Visiting Blanc

The team visited Blanc during the May trip. It was great to see how the all-terrain wheelchair is making a difference in his life. He was very thankful for the transformative gift and expressed his deep gratitude to The Red Thread Promise.

Blanc and his wife in front of their home in Gramothe

Blanc shared that he is now able to do his prescribed therapy more comfortably and that his upper body strength has greatly increased. He appears much stronger and healthier than the photos taken just weeks earlier when the wheelchair was delivered in April.

The path to Blanc's home

The Haitian terrain is a constant barrier to mobility for disabled citizens. Pictured above is the roof of their home. As with many residences, it has been built into the side of the mountain. The path leading to the front door runs steeply down the left side of the house. Due to the rainy season, many mountain roads and foot paths are completely washed out and the wheelchair has allowed Blanc mobility that he would not have had otherwise.

Saying goodbye

Kathy & Sally Meet the Bishop of Haiti

The remainder of the recent Haiti trip (mid May) was a whirlwind of activity for Kathy, Tom and the team. After spending 2 days in Gramothe, Petionville and Thomassin visiting the villages, school, clinic and orphange, most of the team traveled to Port au Prince for a few days.

Beginning stages of the Presidential palace demolition

Sadly, the conditions are no better there than what we observed during our trip back in March. There appears to be little progress in demolition (with the exception of the palace), rebuilding and general living conditions. The tent cities are still filled to the brim with homeless people and the tents themselves are barely weathering the rainy season. The heat and pollution were, as Tom put it, "unbearable". Electricity was spotty at best, thus our lack of blog posts during the actual trip.

Church of the Three Crosses

They visited the sites of several heavily damaged churches as well. The team dubbed the one pictured above "Church of the Three Crosses" since all signage identifying the building was destroyed. The woman in the foreground was begging for food, water and money, a common occurrence in Haiti.

The Rt. Rev. J. Zaché Duraçin

Bishop Duraçin speaking with the Diocese Task Force

During their stay in Port au Prince, Kathy and Sally were privileged to meet the Bishop of the Episcopal Diocese of Haiti, the Rt. Rev. J. Zaché Duraçin. They met at his office in Petionville and shared information about The Red Thread Promise, the Diocese of Olympia (WA), the Diocese of Louisiana (LA) and St. Paul's Episcopal Church-Lakeview (LA). They also discussed the desire of both of the American diocese to partner with their Haitian counterparts on a project in Haiti.
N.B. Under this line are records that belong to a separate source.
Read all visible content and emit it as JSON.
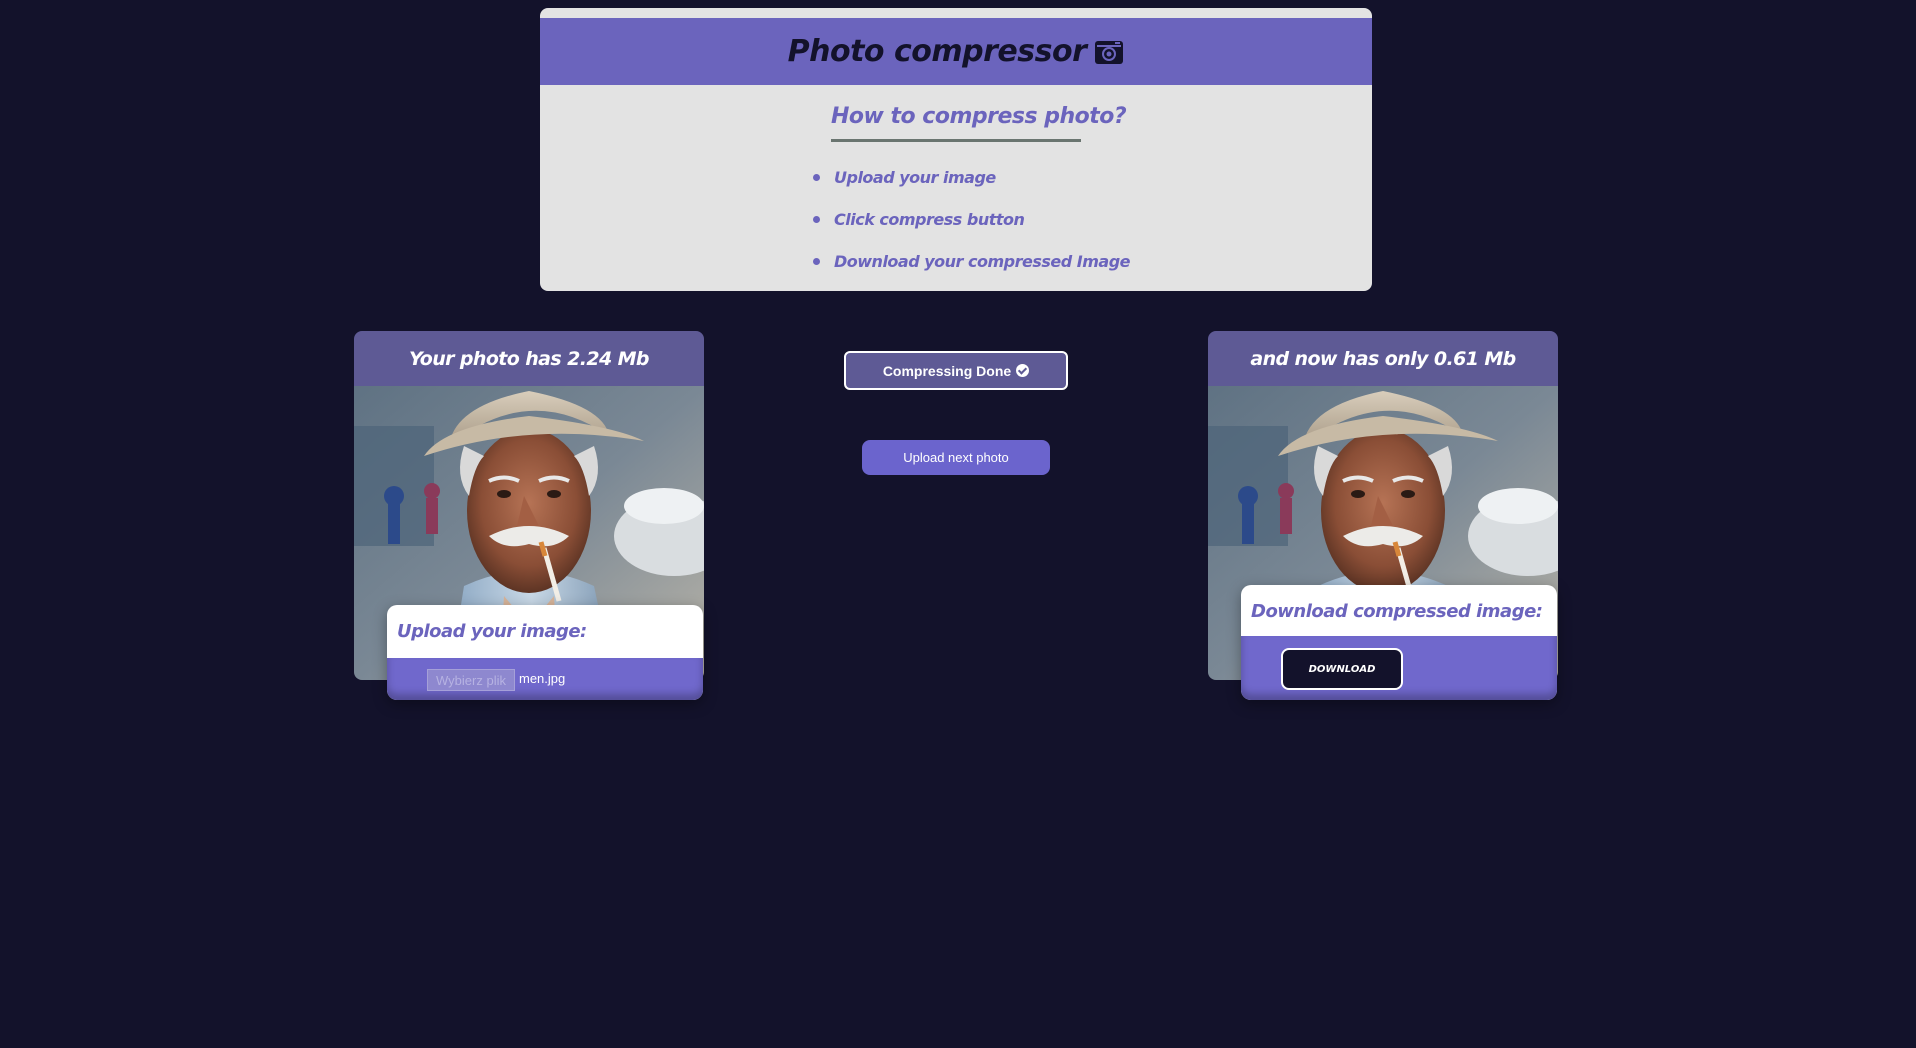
{
  "header": {
    "title": "Photo compressor",
    "icon": "camera-icon",
    "how_title": "How to compress photo?",
    "steps": [
      "Upload your image",
      "Click compress button",
      "Download your compressed Image"
    ]
  },
  "original": {
    "caption": "Your photo has 2.24 Mb",
    "panel_title": "Upload your image:",
    "file_button": "Wybierz plik",
    "file_name": "men.jpg"
  },
  "compressed": {
    "caption": "and now has only 0.61 Mb",
    "panel_title": "Download compressed image:",
    "download_label": "DOWNLOAD"
  },
  "actions": {
    "done_label": "Compressing Done",
    "next_label": "Upload next photo"
  },
  "colors": {
    "background": "#13122b",
    "accent": "#6b64bd",
    "card": "#e3e3e3"
  }
}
The remains of Holy Trinity Cathedral

Kathy in front of the cathedral entrance

The brightly colored stones in the background are what remains
of the cathedral's once famous murals

Church rubble with temporary open air worship space

Church bells recovered from the rubble

Bishop Duraçin talked about the destruction of the Holy Trinity Cathedral, which Kathy and Sally were able to visit, and Holy Trinity's Complex, which includes elementary, music and trade schools. The cathedral, once known for its' beautiful murals, has been reduced to ruins. Thankfully, the schools have resumed classes in temporary buildings while plans are made for a more permanent site.

Rubble that was once Holy Trinity's School Complex

Temporary classrooms at Holy Trinity

Following their meeting, beautiful young voices filled the room from a boy's choir that was practicing behind the crushed church in a tiny building that survived the earthquake. A sole cellist from the music school practiced in the temporary outdoor school area. According to Kathy, "it was very moving to hear these children singing and playing music in the midst of everything they have endured."

Cellist practicing

Following further tours of the city, Kathy and Sally returned to the states and re-acclimate to their lives in Louisiana and Washington state while Tom, Randa and Noor remained in Haiti for 4 additional days.

Please read our next post to hear about the architectural team's trip to the port city of Jacmel and the exciting project over the horizon.